** Opening ENTRIES PROVIDED block **

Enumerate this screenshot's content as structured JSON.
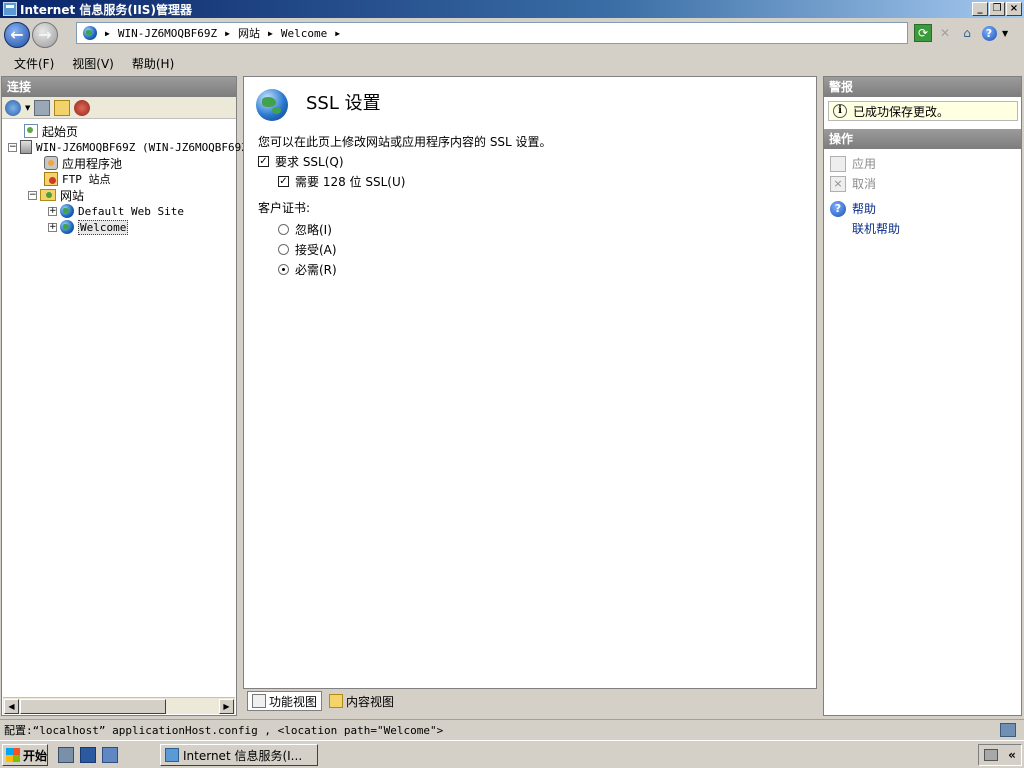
{
  "window": {
    "title": "Internet 信息服务(IIS)管理器"
  },
  "address": {
    "crumbs": [
      "WIN-JZ6MOQBF69Z",
      "网站",
      "Welcome"
    ]
  },
  "menu": {
    "file": "文件(F)",
    "view": "视图(V)",
    "help": "帮助(H)"
  },
  "connections": {
    "header": "连接",
    "tree": {
      "start_page": "起始页",
      "server": "WIN-JZ6MOQBF69Z (WIN-JZ6MOQBF69Z",
      "app_pools": "应用程序池",
      "ftp_sites": "FTP 站点",
      "sites": "网站",
      "default_site": "Default Web Site",
      "welcome_site": "Welcome"
    }
  },
  "content": {
    "title": "SSL 设置",
    "description": "您可以在此页上修改网站或应用程序内容的 SSL 设置。",
    "require_ssl": {
      "label": "要求 SSL(Q)",
      "checked": true
    },
    "require_128": {
      "label": "需要 128 位 SSL(U)",
      "checked": true
    },
    "client_cert_label": "客户证书:",
    "radio_ignore": {
      "label": "忽略(I)",
      "selected": false
    },
    "radio_accept": {
      "label": "接受(A)",
      "selected": false
    },
    "radio_require": {
      "label": "必需(R)",
      "selected": true
    }
  },
  "view_tabs": {
    "features": "功能视图",
    "content": "内容视图"
  },
  "alerts": {
    "header": "警报",
    "message": "已成功保存更改。"
  },
  "actions": {
    "header": "操作",
    "apply": "应用",
    "cancel": "取消",
    "help": "帮助",
    "online_help": "联机帮助"
  },
  "status": {
    "text": "配置:“localhost” applicationHost.config , <location path=\"Welcome\">"
  },
  "taskbar": {
    "start": "开始",
    "task_title": "Internet 信息服务(I..."
  },
  "icons": [
    "back-arrow-icon",
    "forward-arrow-icon",
    "globe-icon",
    "refresh-icon",
    "stop-icon",
    "home-icon",
    "help-icon",
    "windows-logo-icon"
  ]
}
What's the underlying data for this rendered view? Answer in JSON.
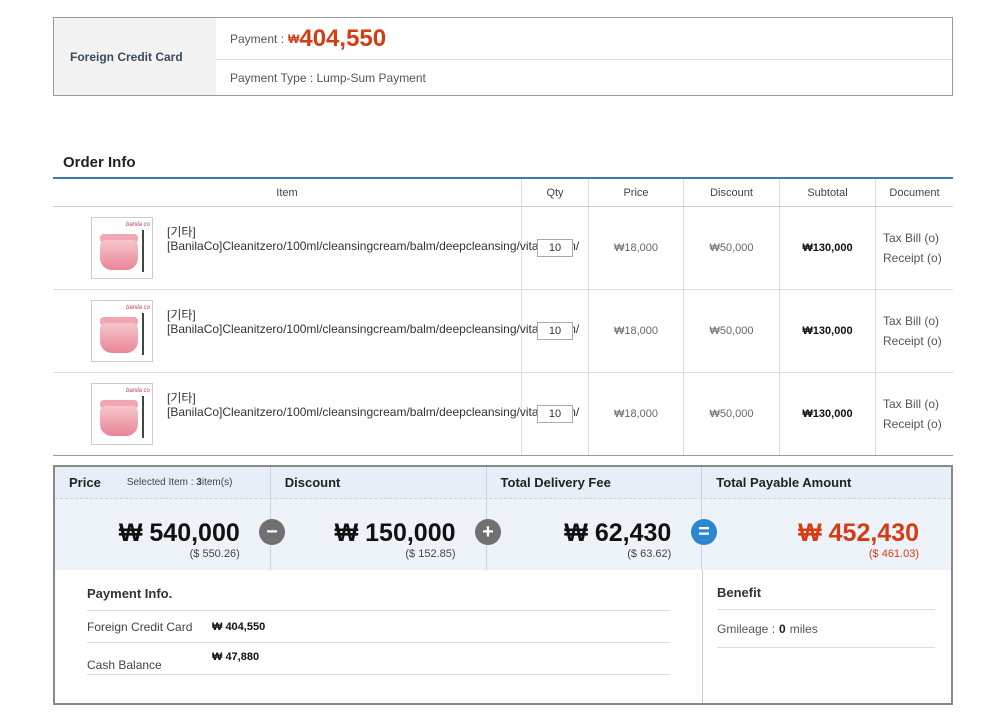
{
  "payment_box": {
    "method_label": "Foreign Credit Card",
    "payment_label": "Payment :",
    "won_symbol": "₩",
    "payment_amount": "404,550",
    "payment_type": "Payment Type : Lump-Sum Payment"
  },
  "order_info": {
    "title": "Order Info",
    "columns": [
      "Item",
      "Qty",
      "Price",
      "Discount",
      "Subtotal",
      "Document"
    ],
    "rows": [
      {
        "name": "[기타][BanilaCo]Cleanitzero/100ml/cleansingcream/balm/deepcleansing/vitalization/",
        "qty": "10",
        "price": "₩18,000",
        "discount": "₩50,000",
        "subtotal": "₩130,000",
        "doc1": "Tax Bill (o)",
        "doc2": "Receipt (o)"
      },
      {
        "name": "[기타][BanilaCo]Cleanitzero/100ml/cleansingcream/balm/deepcleansing/vitalization/",
        "qty": "10",
        "price": "₩18,000",
        "discount": "₩50,000",
        "subtotal": "₩130,000",
        "doc1": "Tax Bill (o)",
        "doc2": "Receipt (o)"
      },
      {
        "name": "[기타][BanilaCo]Cleanitzero/100ml/cleansingcream/balm/deepcleansing/vitalization/",
        "qty": "10",
        "price": "₩18,000",
        "discount": "₩50,000",
        "subtotal": "₩130,000",
        "doc1": "Tax Bill (o)",
        "doc2": "Receipt (o)"
      }
    ],
    "thumb_brand": "banila co"
  },
  "totals": {
    "price_label": "Price",
    "selected_item_label": "Selected Item :",
    "selected_item_count": "3",
    "selected_item_unit": "item(s)",
    "discount_label": "Discount",
    "delivery_label": "Total Delivery Fee",
    "payable_label": "Total Payable Amount",
    "price_amount": "₩ 540,000",
    "price_usd": "($ 550.26)",
    "discount_amount": "₩ 150,000",
    "discount_usd": "($ 152.85)",
    "delivery_amount": "₩ 62,430",
    "delivery_usd": "($ 63.62)",
    "payable_amount": "₩ 452,430",
    "payable_usd": "($ 461.03)",
    "op_minus": "−",
    "op_plus": "+",
    "op_equals": "="
  },
  "payment_info": {
    "title": "Payment Info.",
    "rows": [
      {
        "label": "Foreign Credit Card",
        "value": "₩ 404,550"
      },
      {
        "label": "Cash Balance",
        "value": "₩ 47,880"
      }
    ]
  },
  "benefit": {
    "title": "Benefit",
    "gmileage_label": "Gmileage :",
    "gmileage_value": "0",
    "gmileage_unit": "miles"
  },
  "colors": {
    "accent_red": "#d63c12",
    "accent_blue": "#2c87d3",
    "header_bg": "#e7eef7"
  }
}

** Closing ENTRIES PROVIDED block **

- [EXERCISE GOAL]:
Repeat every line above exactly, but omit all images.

- [EXPECTED ANSWER]:
Enumerate this screenshot's content as structured JSON.
{
  "window": {
    "title": "Internet 信息服务(IIS)管理器"
  },
  "address": {
    "crumbs": [
      "WIN-JZ6MOQBF69Z",
      "网站",
      "Welcome"
    ]
  },
  "menu": {
    "file": "文件(F)",
    "view": "视图(V)",
    "help": "帮助(H)"
  },
  "connections": {
    "header": "连接",
    "tree": {
      "start_page": "起始页",
      "server": "WIN-JZ6MOQBF69Z (WIN-JZ6MOQBF69Z",
      "app_pools": "应用程序池",
      "ftp_sites": "FTP 站点",
      "sites": "网站",
      "default_site": "Default Web Site",
      "welcome_site": "Welcome"
    }
  },
  "content": {
    "title": "SSL 设置",
    "description": "您可以在此页上修改网站或应用程序内容的 SSL 设置。",
    "require_ssl": {
      "label": "要求 SSL(Q)",
      "checked": true
    },
    "require_128": {
      "label": "需要 128 位 SSL(U)",
      "checked": true
    },
    "client_cert_label": "客户证书:",
    "radio_ignore": {
      "label": "忽略(I)",
      "selected": false
    },
    "radio_accept": {
      "label": "接受(A)",
      "selected": false
    },
    "radio_require": {
      "label": "必需(R)",
      "selected": true
    }
  },
  "view_tabs": {
    "features": "功能视图",
    "content": "内容视图"
  },
  "alerts": {
    "header": "警报",
    "message": "已成功保存更改。"
  },
  "actions": {
    "header": "操作",
    "apply": "应用",
    "cancel": "取消",
    "help": "帮助",
    "online_help": "联机帮助"
  },
  "status": {
    "text": "配置:“localhost” applicationHost.config , <location path=\"Welcome\">"
  },
  "taskbar": {
    "start": "开始",
    "task_title": "Internet 信息服务(I..."
  },
  "icons": [
    "back-arrow-icon",
    "forward-arrow-icon",
    "globe-icon",
    "refresh-icon",
    "stop-icon",
    "home-icon",
    "help-icon",
    "windows-logo-icon"
  ]
}
What's the underlying data for this rendered view? Answer in JSON.
{
  "payment_box": {
    "method_label": "Foreign Credit Card",
    "payment_label": "Payment :",
    "won_symbol": "₩",
    "payment_amount": "404,550",
    "payment_type": "Payment Type : Lump-Sum Payment"
  },
  "order_info": {
    "title": "Order Info",
    "columns": [
      "Item",
      "Qty",
      "Price",
      "Discount",
      "Subtotal",
      "Document"
    ],
    "rows": [
      {
        "name": "[기타][BanilaCo]Cleanitzero/100ml/cleansingcream/balm/deepcleansing/vitalization/",
        "qty": "10",
        "price": "₩18,000",
        "discount": "₩50,000",
        "subtotal": "₩130,000",
        "doc1": "Tax Bill (o)",
        "doc2": "Receipt (o)"
      },
      {
        "name": "[기타][BanilaCo]Cleanitzero/100ml/cleansingcream/balm/deepcleansing/vitalization/",
        "qty": "10",
        "price": "₩18,000",
        "discount": "₩50,000",
        "subtotal": "₩130,000",
        "doc1": "Tax Bill (o)",
        "doc2": "Receipt (o)"
      },
      {
        "name": "[기타][BanilaCo]Cleanitzero/100ml/cleansingcream/balm/deepcleansing/vitalization/",
        "qty": "10",
        "price": "₩18,000",
        "discount": "₩50,000",
        "subtotal": "₩130,000",
        "doc1": "Tax Bill (o)",
        "doc2": "Receipt (o)"
      }
    ],
    "thumb_brand": "banila co"
  },
  "totals": {
    "price_label": "Price",
    "selected_item_label": "Selected Item :",
    "selected_item_count": "3",
    "selected_item_unit": "item(s)",
    "discount_label": "Discount",
    "delivery_label": "Total Delivery Fee",
    "payable_label": "Total Payable Amount",
    "price_amount": "₩ 540,000",
    "price_usd": "($ 550.26)",
    "discount_amount": "₩ 150,000",
    "discount_usd": "($ 152.85)",
    "delivery_amount": "₩ 62,430",
    "delivery_usd": "($ 63.62)",
    "payable_amount": "₩ 452,430",
    "payable_usd": "($ 461.03)",
    "op_minus": "−",
    "op_plus": "+",
    "op_equals": "="
  },
  "payment_info": {
    "title": "Payment Info.",
    "rows": [
      {
        "label": "Foreign Credit Card",
        "value": "₩ 404,550"
      },
      {
        "label": "Cash Balance",
        "value": "₩ 47,880"
      }
    ]
  },
  "benefit": {
    "title": "Benefit",
    "gmileage_label": "Gmileage :",
    "gmileage_value": "0",
    "gmileage_unit": "miles"
  },
  "colors": {
    "accent_red": "#d63c12",
    "accent_blue": "#2c87d3",
    "header_bg": "#e7eef7"
  }
}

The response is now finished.